(Task directions) Lines from the listing below that contain the string "background" are to be reported.

(Material provided)
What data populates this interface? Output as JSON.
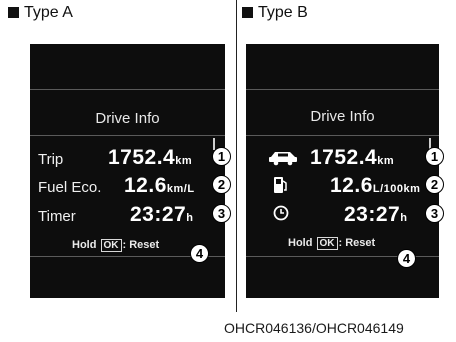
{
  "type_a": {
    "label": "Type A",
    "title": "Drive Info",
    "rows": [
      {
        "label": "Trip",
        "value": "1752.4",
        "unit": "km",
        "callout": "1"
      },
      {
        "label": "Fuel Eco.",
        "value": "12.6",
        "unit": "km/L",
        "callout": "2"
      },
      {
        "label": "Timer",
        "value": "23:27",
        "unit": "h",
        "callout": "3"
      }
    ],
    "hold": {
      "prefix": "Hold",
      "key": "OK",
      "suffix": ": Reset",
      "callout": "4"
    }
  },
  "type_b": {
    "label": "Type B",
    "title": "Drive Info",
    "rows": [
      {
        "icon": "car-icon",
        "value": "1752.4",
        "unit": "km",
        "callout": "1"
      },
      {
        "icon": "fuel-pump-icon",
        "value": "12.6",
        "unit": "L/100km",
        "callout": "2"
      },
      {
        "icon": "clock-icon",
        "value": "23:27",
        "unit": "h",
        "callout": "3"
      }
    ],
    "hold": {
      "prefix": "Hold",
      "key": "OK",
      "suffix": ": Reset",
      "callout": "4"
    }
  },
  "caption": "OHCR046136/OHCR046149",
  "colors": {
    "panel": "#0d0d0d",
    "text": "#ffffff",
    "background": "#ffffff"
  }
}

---

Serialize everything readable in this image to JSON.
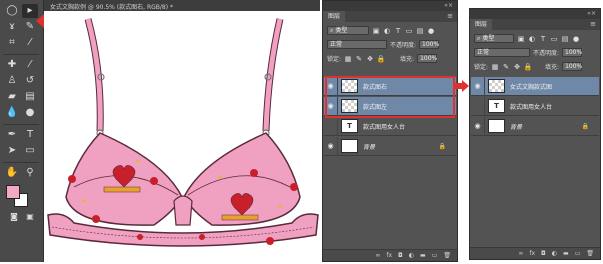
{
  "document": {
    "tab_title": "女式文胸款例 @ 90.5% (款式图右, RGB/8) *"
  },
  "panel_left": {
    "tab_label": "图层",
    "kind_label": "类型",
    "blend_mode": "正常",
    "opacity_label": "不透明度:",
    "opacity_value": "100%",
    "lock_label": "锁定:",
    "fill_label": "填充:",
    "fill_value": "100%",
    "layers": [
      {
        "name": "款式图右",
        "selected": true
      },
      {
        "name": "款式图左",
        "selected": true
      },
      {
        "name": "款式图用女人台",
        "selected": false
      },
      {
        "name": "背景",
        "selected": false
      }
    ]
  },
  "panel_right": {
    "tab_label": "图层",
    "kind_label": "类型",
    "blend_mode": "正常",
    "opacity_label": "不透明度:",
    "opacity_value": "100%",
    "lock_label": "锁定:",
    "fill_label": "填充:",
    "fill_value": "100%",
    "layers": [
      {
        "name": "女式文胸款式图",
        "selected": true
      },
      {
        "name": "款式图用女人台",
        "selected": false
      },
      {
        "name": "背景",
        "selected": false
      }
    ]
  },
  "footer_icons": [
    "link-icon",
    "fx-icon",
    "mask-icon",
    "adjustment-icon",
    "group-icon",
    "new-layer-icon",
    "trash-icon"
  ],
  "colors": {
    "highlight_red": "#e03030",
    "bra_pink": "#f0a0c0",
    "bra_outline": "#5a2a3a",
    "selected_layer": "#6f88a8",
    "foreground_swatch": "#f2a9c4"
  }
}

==

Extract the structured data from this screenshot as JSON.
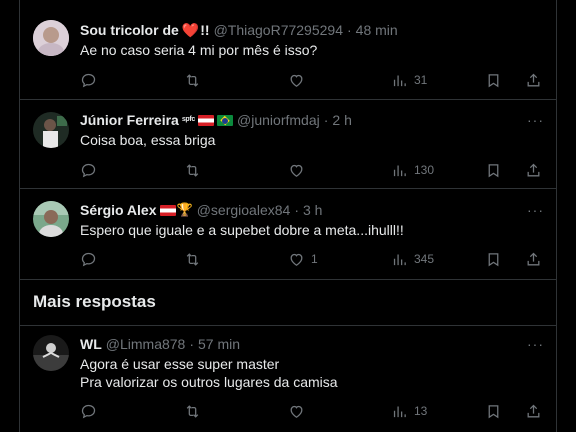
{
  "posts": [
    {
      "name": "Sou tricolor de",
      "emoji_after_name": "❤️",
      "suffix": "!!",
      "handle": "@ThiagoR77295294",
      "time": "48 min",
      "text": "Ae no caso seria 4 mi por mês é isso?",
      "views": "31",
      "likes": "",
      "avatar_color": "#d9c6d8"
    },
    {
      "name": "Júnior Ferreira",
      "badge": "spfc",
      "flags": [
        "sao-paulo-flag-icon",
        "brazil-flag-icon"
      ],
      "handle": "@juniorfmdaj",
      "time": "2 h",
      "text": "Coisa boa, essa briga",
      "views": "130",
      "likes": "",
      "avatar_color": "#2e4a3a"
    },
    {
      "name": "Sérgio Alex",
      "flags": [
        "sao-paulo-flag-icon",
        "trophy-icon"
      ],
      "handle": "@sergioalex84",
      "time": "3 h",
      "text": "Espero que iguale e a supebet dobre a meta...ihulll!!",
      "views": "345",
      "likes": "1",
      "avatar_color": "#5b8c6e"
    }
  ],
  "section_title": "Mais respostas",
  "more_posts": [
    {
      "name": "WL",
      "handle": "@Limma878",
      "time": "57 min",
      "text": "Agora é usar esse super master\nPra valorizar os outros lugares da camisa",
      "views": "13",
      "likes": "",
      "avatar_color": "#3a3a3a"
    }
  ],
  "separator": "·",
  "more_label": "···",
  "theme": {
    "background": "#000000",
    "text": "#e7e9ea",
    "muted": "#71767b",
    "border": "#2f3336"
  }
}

(Answer section)
    "background": "#ffffff"
    "background": "#000000",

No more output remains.